Proposition 2: Research funding
a) Public research funds are best invested in a few excellent researchers, working on a few key
research themes 14%
b) Public research funds are best invested in a large number of very good researchers, representing a
broad diversity of research areas 86%
The quality of researchers is easily evaluated, just look at their funding success rate! Right? Not quite so, at least not when the funding success rates are below 25 to 30%. Given that the current funding success rates are in the order of 10% and lower it is obvious that there is a fair chair of randomness in winners and losers. Doubtful whether the planned restrictions in number of calls and eligible applicants will be the sustainable solution to secure innovative research in the Netherlands. Sounds like a way better idea to increase the overall budget for research and education...
Of course there will always be budget constraints and choices have to be made. Not surprisingly the majority would like to see the budget divided over the majority. On the other hand research has become more capital intensive so that funds should not be too diluted and substantial enough to get some science done. Effective science and innovation funding requires an optimal balance between specific, well-funded research and a broad diversity of blue sky research. Focusing solely on a few hot research topics and lucky few top-notch scientist is, according to Marten Scheffer, unlikely to be a sustainable choice because of three main reasons: 1) the sense of unfair treatment will drive the majority of scientist out of their mind (as we learned from Frans de Waal this is an evolutionary deeply engrained response), 2) returns on investment are larger where baseline resources are lower, 3) investing in a diverse range of topics can capitalize on the power of diversity, which increases the chance for new unexpected findings to occur. The bottom line: what is the balanced mixed and will those who decide on the distribution key find it?
Universities are much more than an arena in which science is conducted, it is not in the least a place to learn and teach. But what are university staff actually teaching the students for?
Proposition 3: Primary role of universities
a) to develop students' capacity for critical, analytical and creative thinking 97%
b) to deliver graduates of high economic value 3%
A very clear answer, yet with some different underlying reasoning amongst the participants. The audience remarked that when people have well developed analytical, critical thinking and creative skills they will have a high economic value. Other people stressed that successful entrepreneurs or entrepreneurial researchers will also require great management skills, even political knowledge on patenting issues. Is research and education in fact a business undertaking? Or is it/should it be aimed at contributing to a sustainable, content and democratic society, realizing that economics are a means to that and not an ultimate goal in itself? What is clear is that high quality teaching is a prerequisite to achieve the primary role of universities well, and requires a good balance between teaching and research activities.

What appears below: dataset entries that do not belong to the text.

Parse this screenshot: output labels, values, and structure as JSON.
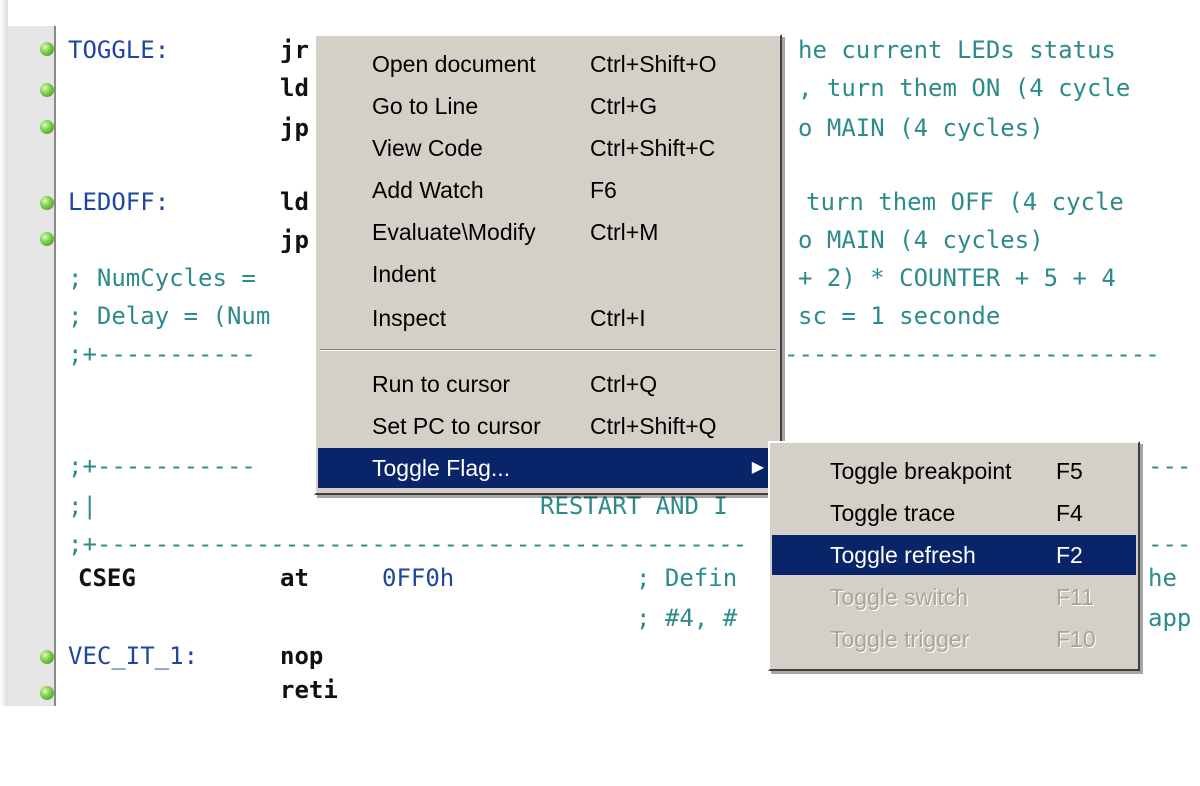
{
  "code": {
    "lines": [
      {
        "label": "TOGGLE:",
        "instr": "jr",
        "comment_right": "he current LEDs status"
      },
      {
        "instr": "ld",
        "comment_right": ", turn them ON (4 cycle"
      },
      {
        "instr": "jp",
        "comment_right": "o MAIN (4 cycles)"
      },
      {
        "label": "LEDOFF:",
        "instr": "ld",
        "comment_right": "turn them OFF (4 cycle"
      },
      {
        "instr": "jp",
        "comment_right": "o MAIN (4 cycles)"
      },
      {
        "comment_left": "; NumCycles =",
        "comment_right": "+ 2) * COUNTER + 5 + 4"
      },
      {
        "comment_left": "; Delay = (Num",
        "comment_right": "sc = 1 seconde"
      },
      {
        "comment_left": ";+-----------",
        "comment_right": "--------------------------"
      },
      {
        "comment_left": ";+-----------",
        "comment_right": "---"
      },
      {
        "comment_left": ";|",
        "comment_mid": "RESTART AND I"
      },
      {
        "comment_left": ";+---------------------------------------------",
        "comment_right": "---"
      },
      {
        "label": "CSEG",
        "instr": "at",
        "operand": "0FF0h",
        "comment_mid": "; Defin",
        "comment_right": "he"
      },
      {
        "comment_mid": "; #4, #",
        "comment_right": "app"
      },
      {
        "label": "VEC_IT_1:",
        "instr": "nop"
      },
      {
        "instr": "reti"
      }
    ]
  },
  "context_menu": {
    "items": [
      {
        "label": "Open document",
        "shortcut": "Ctrl+Shift+O"
      },
      {
        "label": "Go to Line",
        "shortcut": "Ctrl+G"
      },
      {
        "label": "View Code",
        "shortcut": "Ctrl+Shift+C"
      },
      {
        "label": "Add Watch",
        "shortcut": "F6"
      },
      {
        "label": "Evaluate\\Modify",
        "shortcut": "Ctrl+M"
      },
      {
        "label": "Indent",
        "shortcut": ""
      },
      {
        "label": "Inspect",
        "shortcut": "Ctrl+I"
      },
      {
        "label": "Run to cursor",
        "shortcut": "Ctrl+Q"
      },
      {
        "label": "Set PC to cursor",
        "shortcut": "Ctrl+Shift+Q"
      },
      {
        "label": "Toggle Flag...",
        "shortcut": "",
        "submenu": true
      }
    ]
  },
  "submenu": {
    "items": [
      {
        "label": "Toggle breakpoint",
        "shortcut": "F5"
      },
      {
        "label": "Toggle trace",
        "shortcut": "F4"
      },
      {
        "label": "Toggle refresh",
        "shortcut": "F2"
      },
      {
        "label": "Toggle switch",
        "shortcut": "F11"
      },
      {
        "label": "Toggle trigger",
        "shortcut": "F10"
      }
    ]
  },
  "colors": {
    "highlight": "#0a246a",
    "menu_bg": "#d4d0c8",
    "comment": "#2e8b8b",
    "label": "#1e46a0"
  }
}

P.S.: Thank you for staying beyond the original allocated time, almost two hours without a break what an endurance! In fact almost the timespan needed for Gaby to run a marathon (Boston marathon in 2h37’20’’, yes he is fast at least without a giant microphone...).
The organizing committee: Gerlinde De Deyn, Esther Turnhout & Tom Wennekes